WHAT YOU SHOULD DO: Give back each entry verbatim.

========================================================================

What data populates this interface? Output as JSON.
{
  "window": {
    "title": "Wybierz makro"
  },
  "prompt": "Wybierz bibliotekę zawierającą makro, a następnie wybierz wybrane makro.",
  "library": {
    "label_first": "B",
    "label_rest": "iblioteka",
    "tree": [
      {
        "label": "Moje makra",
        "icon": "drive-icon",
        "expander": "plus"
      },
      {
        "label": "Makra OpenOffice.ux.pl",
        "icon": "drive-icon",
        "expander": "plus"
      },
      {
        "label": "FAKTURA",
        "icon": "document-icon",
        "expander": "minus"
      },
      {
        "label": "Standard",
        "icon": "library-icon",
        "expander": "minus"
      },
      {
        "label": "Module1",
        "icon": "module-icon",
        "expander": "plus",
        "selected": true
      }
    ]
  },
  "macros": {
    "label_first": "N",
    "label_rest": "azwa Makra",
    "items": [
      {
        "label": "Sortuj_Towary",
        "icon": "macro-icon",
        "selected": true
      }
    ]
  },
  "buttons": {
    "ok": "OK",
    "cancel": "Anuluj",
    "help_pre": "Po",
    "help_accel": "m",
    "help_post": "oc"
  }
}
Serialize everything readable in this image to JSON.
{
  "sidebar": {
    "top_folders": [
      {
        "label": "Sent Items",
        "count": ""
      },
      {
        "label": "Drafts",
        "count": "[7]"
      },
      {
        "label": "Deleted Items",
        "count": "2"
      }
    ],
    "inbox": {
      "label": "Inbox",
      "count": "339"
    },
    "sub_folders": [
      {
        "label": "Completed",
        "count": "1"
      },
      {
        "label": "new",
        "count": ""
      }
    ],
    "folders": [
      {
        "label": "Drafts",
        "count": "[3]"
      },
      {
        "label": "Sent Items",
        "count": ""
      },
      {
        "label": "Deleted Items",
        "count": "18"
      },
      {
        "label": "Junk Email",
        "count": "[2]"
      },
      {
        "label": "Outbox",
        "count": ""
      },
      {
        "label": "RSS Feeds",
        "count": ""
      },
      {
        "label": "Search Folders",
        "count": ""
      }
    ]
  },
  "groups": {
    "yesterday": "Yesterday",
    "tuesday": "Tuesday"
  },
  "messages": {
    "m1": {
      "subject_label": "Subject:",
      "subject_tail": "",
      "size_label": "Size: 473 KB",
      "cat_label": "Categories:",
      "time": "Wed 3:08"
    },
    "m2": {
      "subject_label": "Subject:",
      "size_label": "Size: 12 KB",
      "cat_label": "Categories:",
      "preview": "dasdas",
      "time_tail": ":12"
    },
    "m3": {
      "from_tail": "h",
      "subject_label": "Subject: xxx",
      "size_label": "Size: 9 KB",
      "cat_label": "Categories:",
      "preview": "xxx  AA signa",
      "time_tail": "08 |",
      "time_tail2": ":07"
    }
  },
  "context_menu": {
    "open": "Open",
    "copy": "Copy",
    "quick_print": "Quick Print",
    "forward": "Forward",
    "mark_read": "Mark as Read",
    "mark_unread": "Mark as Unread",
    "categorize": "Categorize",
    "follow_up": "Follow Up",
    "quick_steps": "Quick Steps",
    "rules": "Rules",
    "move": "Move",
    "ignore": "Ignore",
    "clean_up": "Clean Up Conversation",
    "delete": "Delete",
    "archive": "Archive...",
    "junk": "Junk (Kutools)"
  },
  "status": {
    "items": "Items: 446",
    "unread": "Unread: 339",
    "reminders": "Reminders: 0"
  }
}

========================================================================

EXERCISE ANSWER:
What data populates this interface? Output as JSON.
{
  "window": {
    "title": "Wybierz makro"
  },
  "prompt": "Wybierz bibliotekę zawierającą makro, a następnie wybierz wybrane makro.",
  "library": {
    "label_first": "B",
    "label_rest": "iblioteka",
    "tree": [
      {
        "label": "Moje makra",
        "icon": "drive-icon",
        "expander": "plus"
      },
      {
        "label": "Makra OpenOffice.ux.pl",
        "icon": "drive-icon",
        "expander": "plus"
      },
      {
        "label": "FAKTURA",
        "icon": "document-icon",
        "expander": "minus"
      },
      {
        "label": "Standard",
        "icon": "library-icon",
        "expander": "minus"
      },
      {
        "label": "Module1",
        "icon": "module-icon",
        "expander": "plus",
        "selected": true
      }
    ]
  },
  "macros": {
    "label_first": "N",
    "label_rest": "azwa Makra",
    "items": [
      {
        "label": "Sortuj_Towary",
        "icon": "macro-icon",
        "selected": true
      }
    ]
  },
  "buttons": {
    "ok": "OK",
    "cancel": "Anuluj",
    "help_pre": "Po",
    "help_accel": "m",
    "help_post": "oc"
  }
}
Serialize everything readable in this image to JSON.
{
  "sidebar": {
    "top_folders": [
      {
        "label": "Sent Items",
        "count": ""
      },
      {
        "label": "Drafts",
        "count": "[7]"
      },
      {
        "label": "Deleted Items",
        "count": "2"
      }
    ],
    "inbox": {
      "label": "Inbox",
      "count": "339"
    },
    "sub_folders": [
      {
        "label": "Completed",
        "count": "1"
      },
      {
        "label": "new",
        "count": ""
      }
    ],
    "folders": [
      {
        "label": "Drafts",
        "count": "[3]"
      },
      {
        "label": "Sent Items",
        "count": ""
      },
      {
        "label": "Deleted Items",
        "count": "18"
      },
      {
        "label": "Junk Email",
        "count": "[2]"
      },
      {
        "label": "Outbox",
        "count": ""
      },
      {
        "label": "RSS Feeds",
        "count": ""
      },
      {
        "label": "Search Folders",
        "count": ""
      }
    ]
  },
  "groups": {
    "yesterday": "Yesterday",
    "tuesday": "Tuesday"
  },
  "messages": {
    "m1": {
      "subject_label": "Subject:",
      "subject_tail": "",
      "size_label": "Size: 473 KB",
      "cat_label": "Categories:",
      "time": "Wed 3:08"
    },
    "m2": {
      "subject_label": "Subject:",
      "size_label": "Size: 12 KB",
      "cat_label": "Categories:",
      "preview": "dasdas",
      "time_tail": ":12"
    },
    "m3": {
      "from_tail": "h",
      "subject_label": "Subject: xxx",
      "size_label": "Size: 9 KB",
      "cat_label": "Categories:",
      "preview": "xxx  AA signa",
      "time_tail": "08 |",
      "time_tail2": ":07"
    }
  },
  "context_menu": {
    "open": "Open",
    "copy": "Copy",
    "quick_print": "Quick Print",
    "forward": "Forward",
    "mark_read": "Mark as Read",
    "mark_unread": "Mark as Unread",
    "categorize": "Categorize",
    "follow_up": "Follow Up",
    "quick_steps": "Quick Steps",
    "rules": "Rules",
    "move": "Move",
    "ignore": "Ignore",
    "clean_up": "Clean Up Conversation",
    "delete": "Delete",
    "archive": "Archive...",
    "junk": "Junk (Kutools)"
  },
  "status": {
    "items": "Items: 446",
    "unread": "Unread: 339",
    "reminders": "Reminders: 0"
  }
}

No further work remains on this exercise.